#### [Your objective]
Write out each record below exactly, without pictures.
═══ Extracted entries ═══
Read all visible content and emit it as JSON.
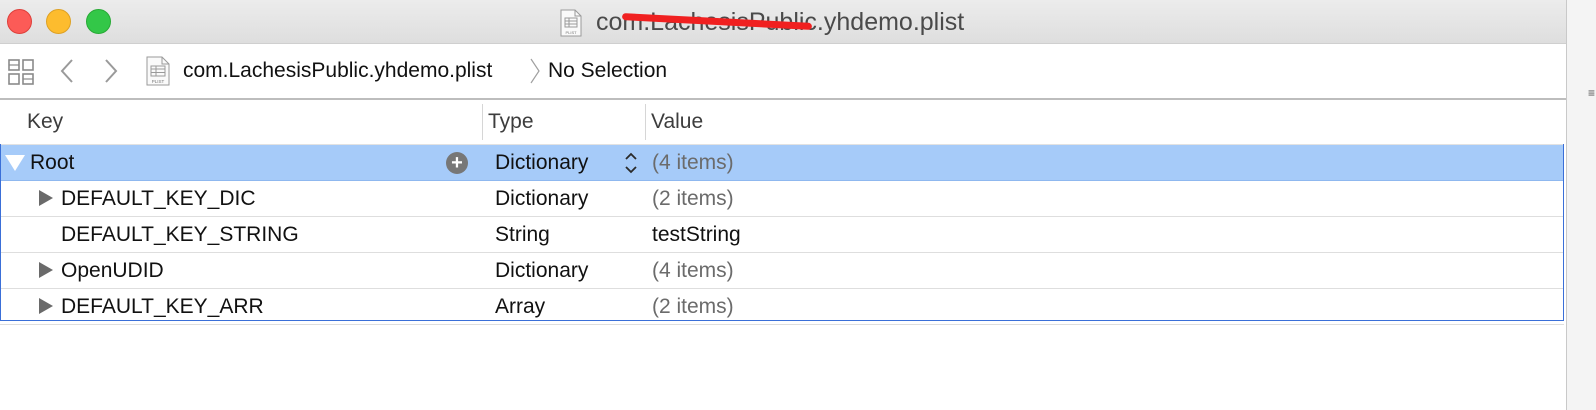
{
  "window": {
    "title": "com.LachesisPublic.yhdemo.plist"
  },
  "toolbar": {
    "breadcrumb_file": "com.LachesisPublic.yhdemo.plist",
    "breadcrumb_selection": "No Selection"
  },
  "columns": {
    "key": "Key",
    "type": "Type",
    "value": "Value"
  },
  "rows": [
    {
      "key": "Root",
      "type": "Dictionary",
      "value": "(4 items)",
      "expanded": true,
      "selected": true
    },
    {
      "key": "DEFAULT_KEY_DIC",
      "type": "Dictionary",
      "value": "(2 items)",
      "expandable": true
    },
    {
      "key": "DEFAULT_KEY_STRING",
      "type": "String",
      "value": "testString"
    },
    {
      "key": "OpenUDID",
      "type": "Dictionary",
      "value": "(4 items)",
      "expandable": true
    },
    {
      "key": "DEFAULT_KEY_ARR",
      "type": "Array",
      "value": "(2 items)",
      "expandable": true
    }
  ],
  "colors": {
    "selection": "#a6cbf9",
    "focus_ring": "#3a6fd8",
    "close": "#fc5b57",
    "minimize": "#fdbc2e",
    "zoom": "#33c748"
  }
}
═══
#### [Completed task]
Read all visible content and emit it as JSON.
{
  "window": {
    "title": "com.LachesisPublic.yhdemo.plist"
  },
  "toolbar": {
    "breadcrumb_file": "com.LachesisPublic.yhdemo.plist",
    "breadcrumb_selection": "No Selection"
  },
  "columns": {
    "key": "Key",
    "type": "Type",
    "value": "Value"
  },
  "rows": [
    {
      "key": "Root",
      "type": "Dictionary",
      "value": "(4 items)",
      "expanded": true,
      "selected": true
    },
    {
      "key": "DEFAULT_KEY_DIC",
      "type": "Dictionary",
      "value": "(2 items)",
      "expandable": true
    },
    {
      "key": "DEFAULT_KEY_STRING",
      "type": "String",
      "value": "testString"
    },
    {
      "key": "OpenUDID",
      "type": "Dictionary",
      "value": "(4 items)",
      "expandable": true
    },
    {
      "key": "DEFAULT_KEY_ARR",
      "type": "Array",
      "value": "(2 items)",
      "expandable": true
    }
  ],
  "colors": {
    "selection": "#a6cbf9",
    "focus_ring": "#3a6fd8",
    "close": "#fc5b57",
    "minimize": "#fdbc2e",
    "zoom": "#33c748"
  }
}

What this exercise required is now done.